please helps me write more gooder!


B.Poster said...

The big problem with this settlement issue, as I see it, is Mexico claims as its own Texas, as well as all lands lost in the Mexican American war. If Israel is forced to cede lands it won in a defensive war, then might the US be next. Might they come after the US and try and force it to return certain lands to Mexico that it lost in the war. I think so.

To support this sets a very bad precedent. Ordinarily people understand things like this but, in the case of Israel, it aopears that an anti-Israel ideology blinds some folks to reality.

The US will certainly face tremendous pressue from many of the world's most powerful countries to act a certain way. We should pray that America's leaders have the will and courage to resist this pressure.

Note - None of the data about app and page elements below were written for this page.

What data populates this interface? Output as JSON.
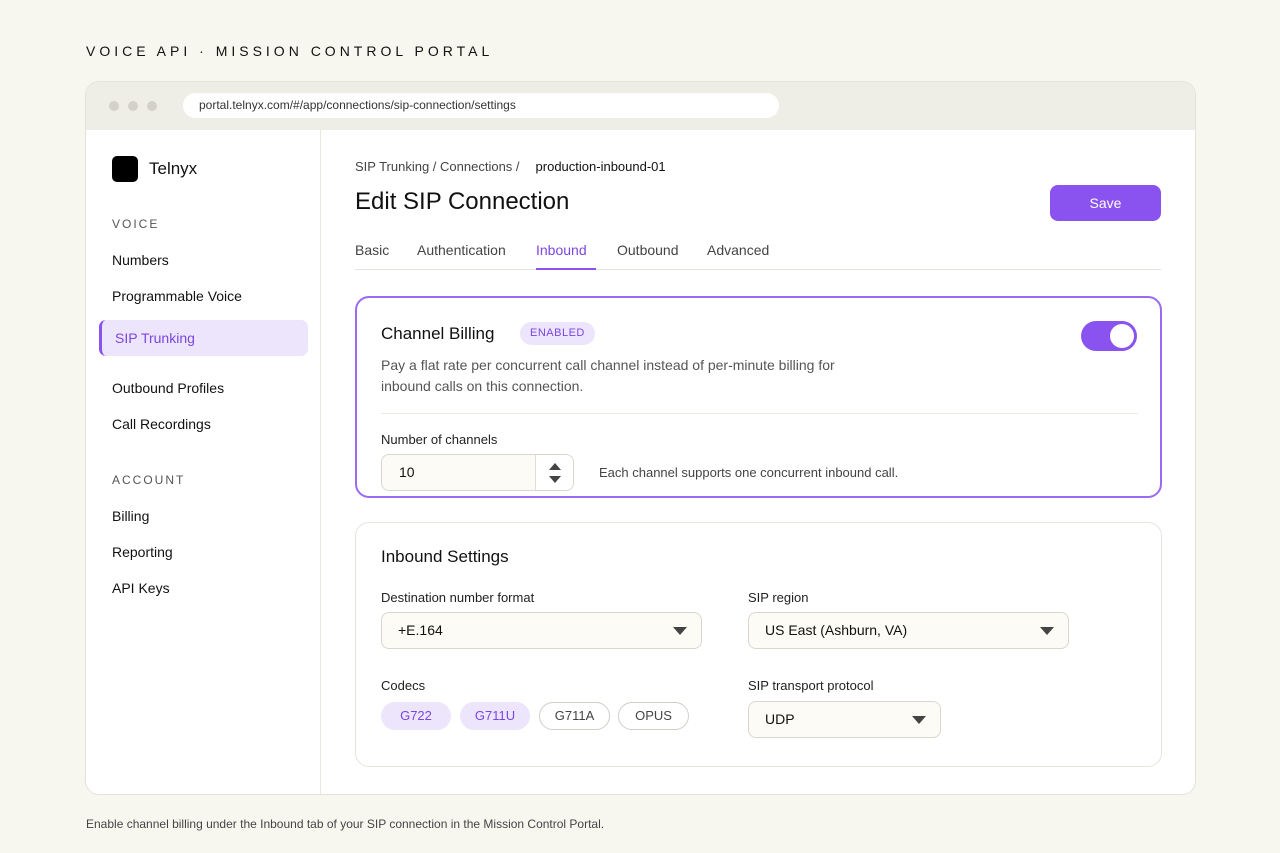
{
  "eyebrow": "VOICE API · MISSION CONTROL PORTAL",
  "browser": {
    "url": "portal.telnyx.com/#/app/connections/sip-connection/settings"
  },
  "sidebar": {
    "brand": "Telnyx",
    "sections": [
      {
        "title": "VOICE",
        "items": [
          "Numbers",
          "Programmable Voice",
          "SIP Trunking",
          "Outbound Profiles",
          "Call Recordings"
        ]
      },
      {
        "title": "ACCOUNT",
        "items": [
          "Billing",
          "Reporting",
          "API Keys"
        ]
      }
    ],
    "active_item": "SIP Trunking"
  },
  "header": {
    "breadcrumb_parent": "SIP Trunking / Connections /",
    "breadcrumb_current": "production-inbound-01",
    "title": "Edit SIP Connection",
    "save_label": "Save"
  },
  "tabs": [
    {
      "label": "Basic",
      "active": false
    },
    {
      "label": "Authentication",
      "active": false
    },
    {
      "label": "Inbound",
      "active": true
    },
    {
      "label": "Outbound",
      "active": false
    },
    {
      "label": "Advanced",
      "active": false
    }
  ],
  "channel_billing": {
    "title": "Channel Billing",
    "badge": "ENABLED",
    "description": "Pay a flat rate per concurrent call channel instead of per-minute billing for inbound calls on this connection.",
    "toggle_on": true,
    "channels_label": "Number of channels",
    "channels_value": "10",
    "hint": "Each channel supports one concurrent inbound call."
  },
  "inbound_settings": {
    "title": "Inbound Settings",
    "destination_label": "Destination number format",
    "destination_value": "+E.164",
    "region_label": "SIP region",
    "region_value": "US East (Ashburn, VA)",
    "codecs_label": "Codecs",
    "codecs": [
      {
        "name": "G722",
        "selected": true
      },
      {
        "name": "G711U",
        "selected": true
      },
      {
        "name": "G711A",
        "selected": false
      },
      {
        "name": "OPUS",
        "selected": false
      }
    ],
    "transport_label": "SIP transport protocol",
    "transport_value": "UDP"
  },
  "footnote": "Enable channel billing under the Inbound tab of your SIP connection in the Mission Control Portal.",
  "colors": {
    "accent": "#8a52ee",
    "accent_soft": "#ece5fb",
    "background": "#f8f7ef"
  },
  "icons": [
    "window-dot-icon",
    "brand-logo-icon",
    "stepper-up-icon",
    "stepper-down-icon",
    "chevron-down-icon"
  ]
}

Perhaps a bit off topic but the UN Securtiy council was formed along time agao. The US, France, Britian, The Soviet Union, and China were selected to this council as permanent members because they were the most powerful countries on earth at the time. Presumably Russia is still there because it is the successor of the Soviet Union. The current make up of the Security Council's permanent members on longer supports geo political realities.

As the world's two most powerful countires, Russia and China will likely remain on the council for the foreseeable future. The US and Britian are no longer among the world's five most powerful and influential countries and France likley isn't either. Given the fact that the problems faced by the US are far more acute than those faced by France and Britian, this means the US position is by and away far more tenuos than Britian or France. As such, I look for the US to be replaced on the council before Britian or France are. The US will be given the choice of stepping down or stepping out of the US or perhaps both. France and Britian will likely be replaced next.

I would expect the US to be replaced on the security council within a year or so and Britian to be replaced within two years and France within three years. By 2015 I would expect the permanent members of the Security council to be Russia, China, India, Saudi Arabia, and possilby Iran. In any event, having the US, UK, and France on this council doesn't reflect the current geopolitical realities. Of course all of this assumes the UN still exists in three years.

Independent Patriot said...

It would be interesting to know which ones of the signatories are on the Saudi retirement plan. Something tells me that the majority owe quite alot of their income, either as consultants or their professorial chairs, to Arab money of some kind or the other. As far as the Jews on that list, its the same self-hating, self-righteous egocentric entitled individuals who pop up on every "Jew who hates Israel" list.Sadly none of them see themselves for the hypocrites that they are.

Freedom Fighter said...

Hello IP,

These people connect up in a fairly incestuous way. You'll notice how many of th estate department types are ex Saudi, Jordanian and UAE ambassadors. And the ones who served in Israel, like Pickering,are noted for their acrimony and adversarial relations with the Jewish State.

Other keys are the Carlyle Group ( Carlucci,the Hills) the Soros-Funded Left wing think tank The New America Foundation, The American Iranian Council and the Foundation for Middle East Peace.